Given data »
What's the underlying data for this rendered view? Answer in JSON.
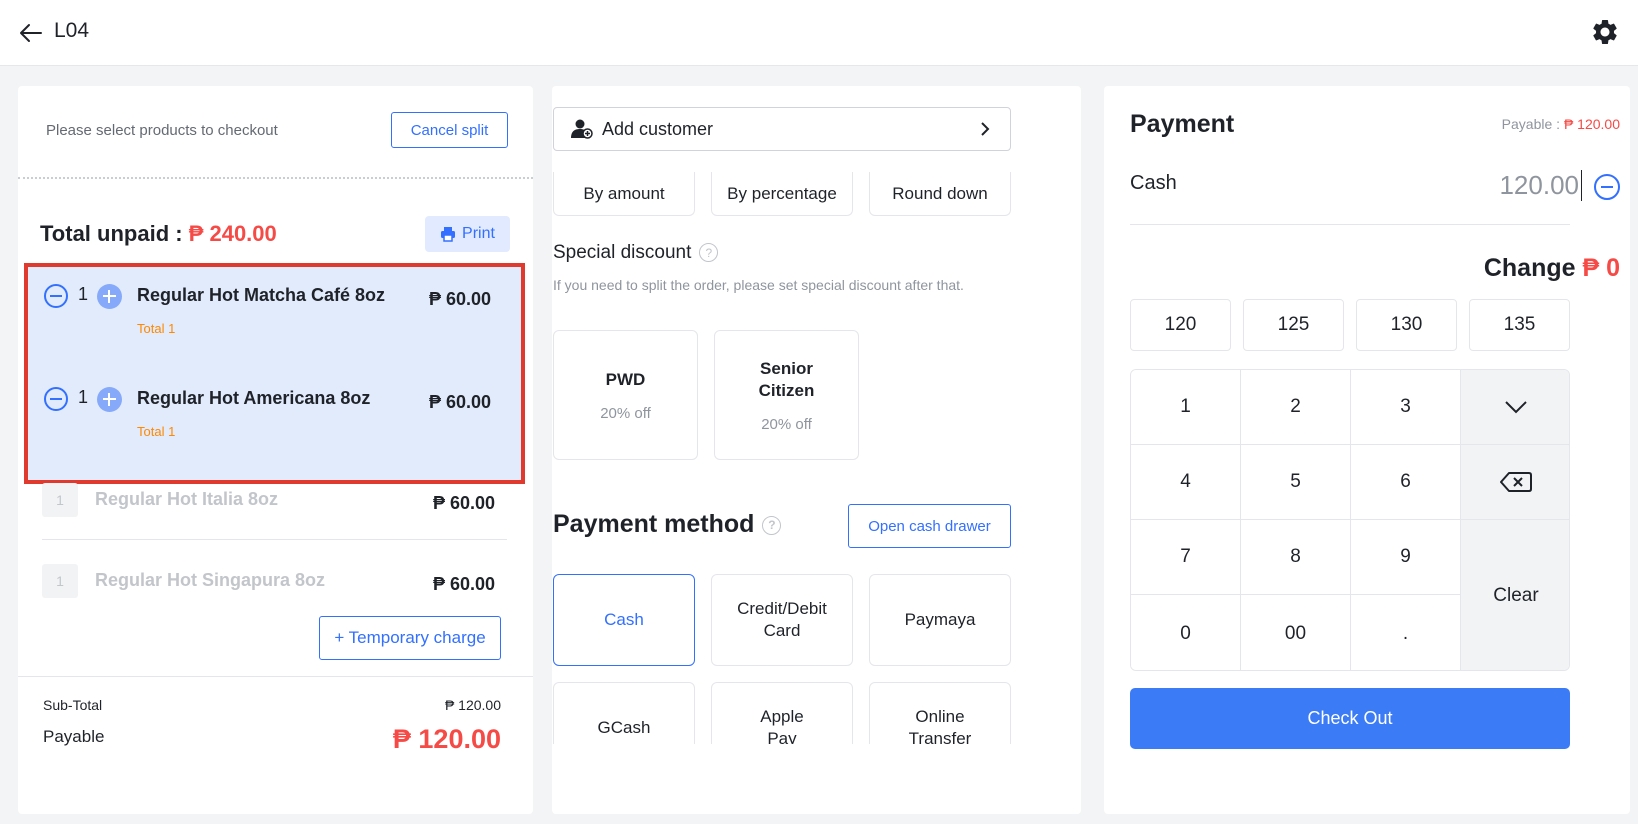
{
  "header": {
    "title": "L04",
    "back_icon": "arrow-left-icon",
    "settings_icon": "gear-icon"
  },
  "cart": {
    "hint": "Please select products to checkout",
    "cancel_split": "Cancel split",
    "total_unpaid_label": "Total unpaid : ",
    "total_unpaid_value": "₱ 240.00",
    "print_label": "Print",
    "selected_items": [
      {
        "qty": "1",
        "name": "Regular Hot Matcha Café 8oz",
        "sub": "Total 1",
        "price": "₱ 60.00"
      },
      {
        "qty": "1",
        "name": "Regular Hot Americana 8oz",
        "sub": "Total 1",
        "price": "₱ 60.00"
      }
    ],
    "other_items": [
      {
        "qty": "1",
        "name": "Regular Hot Italia 8oz",
        "price": "₱ 60.00"
      },
      {
        "qty": "1",
        "name": "Regular Hot Singapura 8oz",
        "price": "₱ 60.00"
      }
    ],
    "temporary_charge": "+ Temporary charge",
    "subtotal_label": "Sub-Total",
    "subtotal_value": "₱ 120.00",
    "payable_label": "Payable",
    "payable_value": "₱ 120.00"
  },
  "discount": {
    "add_customer": "Add customer",
    "types": [
      "By amount",
      "By percentage",
      "Round down"
    ],
    "special_title": "Special discount",
    "special_note": "If you need to split the order, please set special discount after that.",
    "special_cards": [
      {
        "name": "PWD",
        "off": "20% off"
      },
      {
        "name": "Senior Citizen",
        "off": "20% off"
      }
    ],
    "payment_method_title": "Payment method",
    "open_cash_drawer": "Open cash drawer",
    "methods": [
      "Cash",
      "Credit/Debit Card",
      "Paymaya",
      "GCash",
      "Apple Pay",
      "Online Transfer"
    ],
    "active_method": "Cash"
  },
  "payment": {
    "title": "Payment",
    "payable_label": "Payable : ",
    "payable_value": "₱ 120.00",
    "cash_label": "Cash",
    "cash_value": "120.00",
    "change_label": "Change ",
    "change_value": "₱ 0",
    "quick_amounts": [
      "120",
      "125",
      "130",
      "135"
    ],
    "keys": [
      "1",
      "2",
      "3",
      "4",
      "5",
      "6",
      "7",
      "8",
      "9",
      "0",
      "00",
      "."
    ],
    "clear_label": "Clear",
    "checkout_label": "Check Out"
  },
  "colors": {
    "accent": "#3370ff",
    "price_red": "#f54a45",
    "sub_orange": "#ff8800",
    "highlight_border": "#e03a2f",
    "selected_bg": "#e1ebfc"
  }
}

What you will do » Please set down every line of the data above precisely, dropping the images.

Finished exercise »
What's the underlying data for this rendered view? Answer in JSON.
{
  "header": {
    "title": "L04",
    "back_icon": "arrow-left-icon",
    "settings_icon": "gear-icon"
  },
  "cart": {
    "hint": "Please select products to checkout",
    "cancel_split": "Cancel split",
    "total_unpaid_label": "Total unpaid : ",
    "total_unpaid_value": "₱ 240.00",
    "print_label": "Print",
    "selected_items": [
      {
        "qty": "1",
        "name": "Regular Hot Matcha Café 8oz",
        "sub": "Total 1",
        "price": "₱ 60.00"
      },
      {
        "qty": "1",
        "name": "Regular Hot Americana 8oz",
        "sub": "Total 1",
        "price": "₱ 60.00"
      }
    ],
    "other_items": [
      {
        "qty": "1",
        "name": "Regular Hot Italia 8oz",
        "price": "₱ 60.00"
      },
      {
        "qty": "1",
        "name": "Regular Hot Singapura 8oz",
        "price": "₱ 60.00"
      }
    ],
    "temporary_charge": "+ Temporary charge",
    "subtotal_label": "Sub-Total",
    "subtotal_value": "₱ 120.00",
    "payable_label": "Payable",
    "payable_value": "₱ 120.00"
  },
  "discount": {
    "add_customer": "Add customer",
    "types": [
      "By amount",
      "By percentage",
      "Round down"
    ],
    "special_title": "Special discount",
    "special_note": "If you need to split the order, please set special discount after that.",
    "special_cards": [
      {
        "name": "PWD",
        "off": "20% off"
      },
      {
        "name": "Senior Citizen",
        "off": "20% off"
      }
    ],
    "payment_method_title": "Payment method",
    "open_cash_drawer": "Open cash drawer",
    "methods": [
      "Cash",
      "Credit/Debit Card",
      "Paymaya",
      "GCash",
      "Apple Pay",
      "Online Transfer"
    ],
    "active_method": "Cash"
  },
  "payment": {
    "title": "Payment",
    "payable_label": "Payable : ",
    "payable_value": "₱ 120.00",
    "cash_label": "Cash",
    "cash_value": "120.00",
    "change_label": "Change ",
    "change_value": "₱ 0",
    "quick_amounts": [
      "120",
      "125",
      "130",
      "135"
    ],
    "keys": [
      "1",
      "2",
      "3",
      "4",
      "5",
      "6",
      "7",
      "8",
      "9",
      "0",
      "00",
      "."
    ],
    "clear_label": "Clear",
    "checkout_label": "Check Out"
  },
  "colors": {
    "accent": "#3370ff",
    "price_red": "#f54a45",
    "sub_orange": "#ff8800",
    "highlight_border": "#e03a2f",
    "selected_bg": "#e1ebfc"
  }
}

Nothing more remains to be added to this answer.